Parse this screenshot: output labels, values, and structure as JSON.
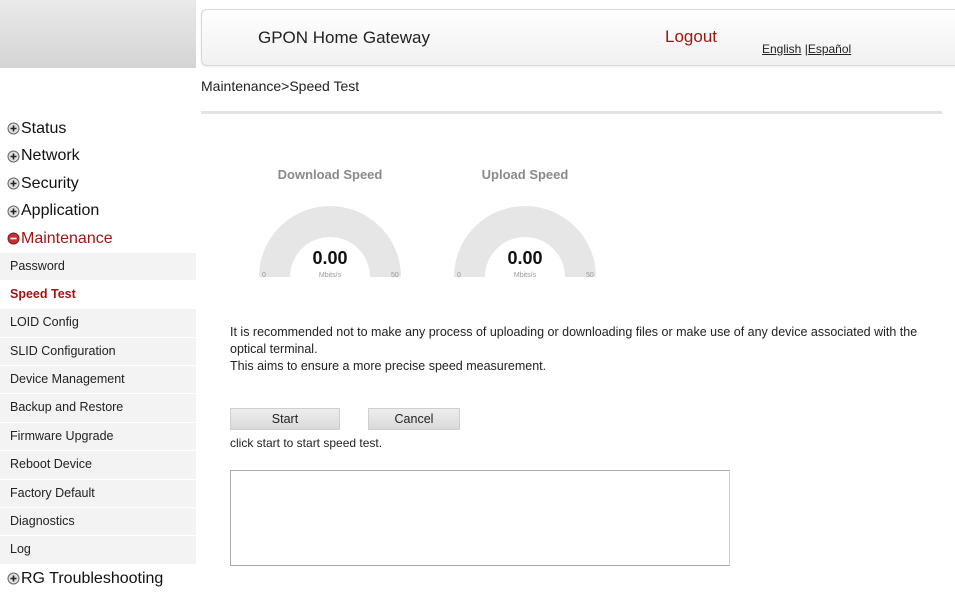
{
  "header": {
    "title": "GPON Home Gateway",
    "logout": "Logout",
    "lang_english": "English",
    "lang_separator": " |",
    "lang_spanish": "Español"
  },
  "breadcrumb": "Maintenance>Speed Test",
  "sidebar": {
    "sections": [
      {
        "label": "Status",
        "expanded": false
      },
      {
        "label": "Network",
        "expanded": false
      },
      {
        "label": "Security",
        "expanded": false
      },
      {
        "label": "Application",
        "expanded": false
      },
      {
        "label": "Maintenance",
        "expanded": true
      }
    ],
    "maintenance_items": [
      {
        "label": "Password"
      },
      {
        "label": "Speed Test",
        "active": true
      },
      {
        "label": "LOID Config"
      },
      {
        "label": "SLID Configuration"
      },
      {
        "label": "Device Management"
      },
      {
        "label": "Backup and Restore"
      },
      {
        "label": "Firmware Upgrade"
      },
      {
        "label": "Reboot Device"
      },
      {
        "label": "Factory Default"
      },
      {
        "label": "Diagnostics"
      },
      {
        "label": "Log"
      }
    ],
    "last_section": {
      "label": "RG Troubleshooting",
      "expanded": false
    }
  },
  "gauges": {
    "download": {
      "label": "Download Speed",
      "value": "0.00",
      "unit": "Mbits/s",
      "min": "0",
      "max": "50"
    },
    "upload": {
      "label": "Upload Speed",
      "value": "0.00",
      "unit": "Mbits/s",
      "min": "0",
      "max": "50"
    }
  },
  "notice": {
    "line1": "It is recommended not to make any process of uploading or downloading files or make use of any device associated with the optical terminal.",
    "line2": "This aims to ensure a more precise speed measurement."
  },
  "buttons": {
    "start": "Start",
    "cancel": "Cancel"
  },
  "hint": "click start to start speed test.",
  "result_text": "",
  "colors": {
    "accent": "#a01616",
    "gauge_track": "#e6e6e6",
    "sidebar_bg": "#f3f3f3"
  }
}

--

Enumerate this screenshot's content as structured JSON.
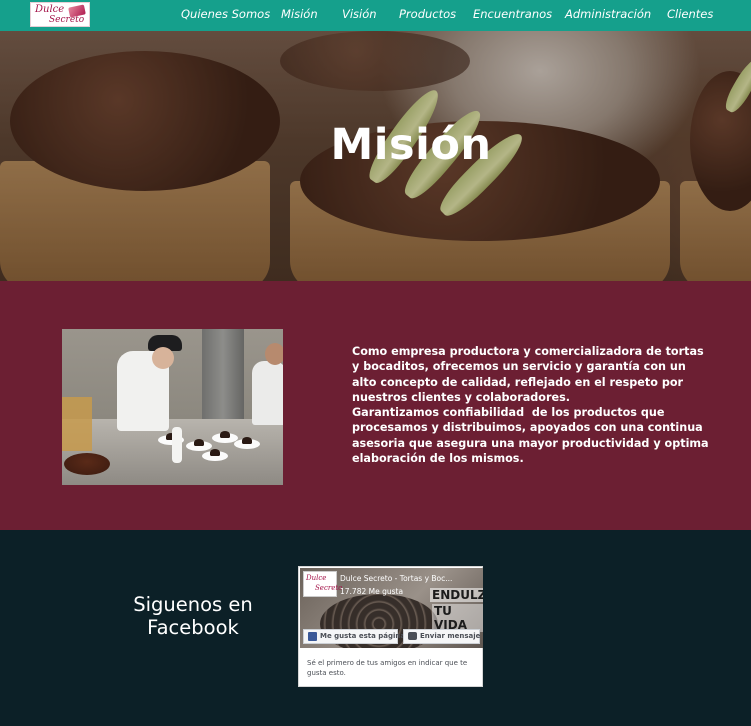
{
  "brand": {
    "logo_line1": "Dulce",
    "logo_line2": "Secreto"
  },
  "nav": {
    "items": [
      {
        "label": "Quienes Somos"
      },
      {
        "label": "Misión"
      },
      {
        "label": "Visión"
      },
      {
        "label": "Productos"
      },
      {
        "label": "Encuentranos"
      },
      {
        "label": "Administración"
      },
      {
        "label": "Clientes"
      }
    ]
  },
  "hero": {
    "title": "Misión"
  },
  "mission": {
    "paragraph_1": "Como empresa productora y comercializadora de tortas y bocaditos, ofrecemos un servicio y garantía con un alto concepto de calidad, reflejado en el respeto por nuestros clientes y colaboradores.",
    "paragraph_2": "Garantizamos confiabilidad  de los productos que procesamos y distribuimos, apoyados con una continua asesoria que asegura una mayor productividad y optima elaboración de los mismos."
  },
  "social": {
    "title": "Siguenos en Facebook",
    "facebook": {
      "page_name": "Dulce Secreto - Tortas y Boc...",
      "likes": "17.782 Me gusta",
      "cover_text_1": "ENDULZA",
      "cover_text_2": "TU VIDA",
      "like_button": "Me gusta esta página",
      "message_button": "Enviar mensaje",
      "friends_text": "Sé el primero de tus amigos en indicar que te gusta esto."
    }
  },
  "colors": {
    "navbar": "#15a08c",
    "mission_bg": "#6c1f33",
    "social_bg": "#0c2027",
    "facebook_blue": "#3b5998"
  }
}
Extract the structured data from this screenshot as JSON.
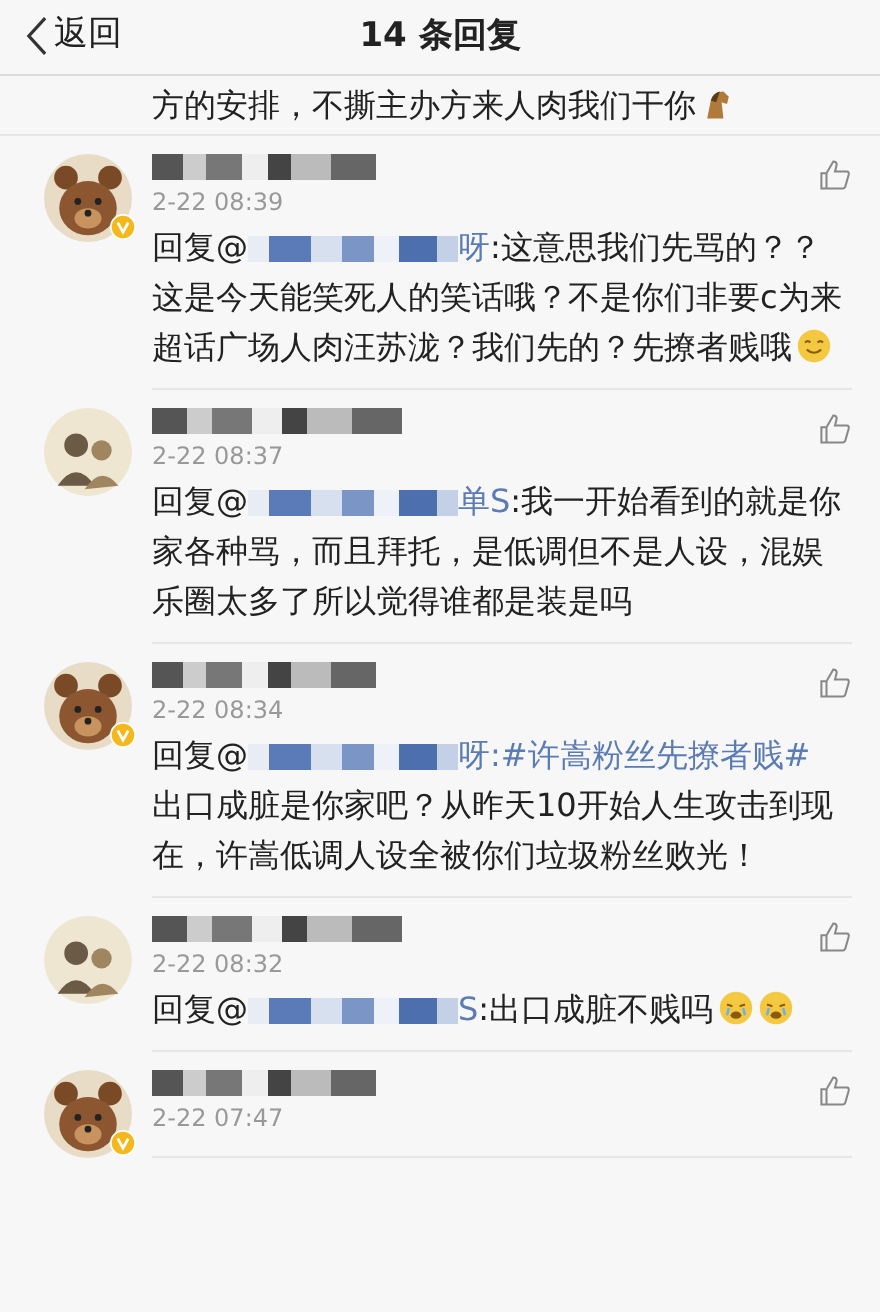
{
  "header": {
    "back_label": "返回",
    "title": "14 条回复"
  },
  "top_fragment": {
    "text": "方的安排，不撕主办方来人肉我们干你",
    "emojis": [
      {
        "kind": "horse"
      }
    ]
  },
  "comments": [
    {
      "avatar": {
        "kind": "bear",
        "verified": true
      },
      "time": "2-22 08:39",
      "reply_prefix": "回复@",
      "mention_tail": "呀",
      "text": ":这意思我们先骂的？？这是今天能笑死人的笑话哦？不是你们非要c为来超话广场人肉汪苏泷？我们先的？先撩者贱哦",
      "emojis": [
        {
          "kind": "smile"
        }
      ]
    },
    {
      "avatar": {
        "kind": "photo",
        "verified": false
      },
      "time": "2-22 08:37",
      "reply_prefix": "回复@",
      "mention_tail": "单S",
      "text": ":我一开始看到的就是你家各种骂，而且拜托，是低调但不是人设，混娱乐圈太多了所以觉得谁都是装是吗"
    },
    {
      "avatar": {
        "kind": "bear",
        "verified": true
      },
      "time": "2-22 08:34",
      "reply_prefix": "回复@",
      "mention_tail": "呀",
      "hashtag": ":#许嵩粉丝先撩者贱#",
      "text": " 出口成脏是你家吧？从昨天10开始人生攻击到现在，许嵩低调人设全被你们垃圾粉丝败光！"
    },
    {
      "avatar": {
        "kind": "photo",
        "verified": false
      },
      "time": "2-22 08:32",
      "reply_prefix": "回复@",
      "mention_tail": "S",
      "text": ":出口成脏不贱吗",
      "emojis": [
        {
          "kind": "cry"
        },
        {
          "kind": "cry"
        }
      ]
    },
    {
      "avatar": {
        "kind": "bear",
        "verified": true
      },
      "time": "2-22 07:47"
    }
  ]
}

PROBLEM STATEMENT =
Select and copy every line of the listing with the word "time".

ANSWER SECTION =
      "time": "2-22 08:39",
      "time": "2-22 08:37",
      "time": "2-22 08:34",
      "time": "2-22 08:32",
      "time": "2-22 07:47"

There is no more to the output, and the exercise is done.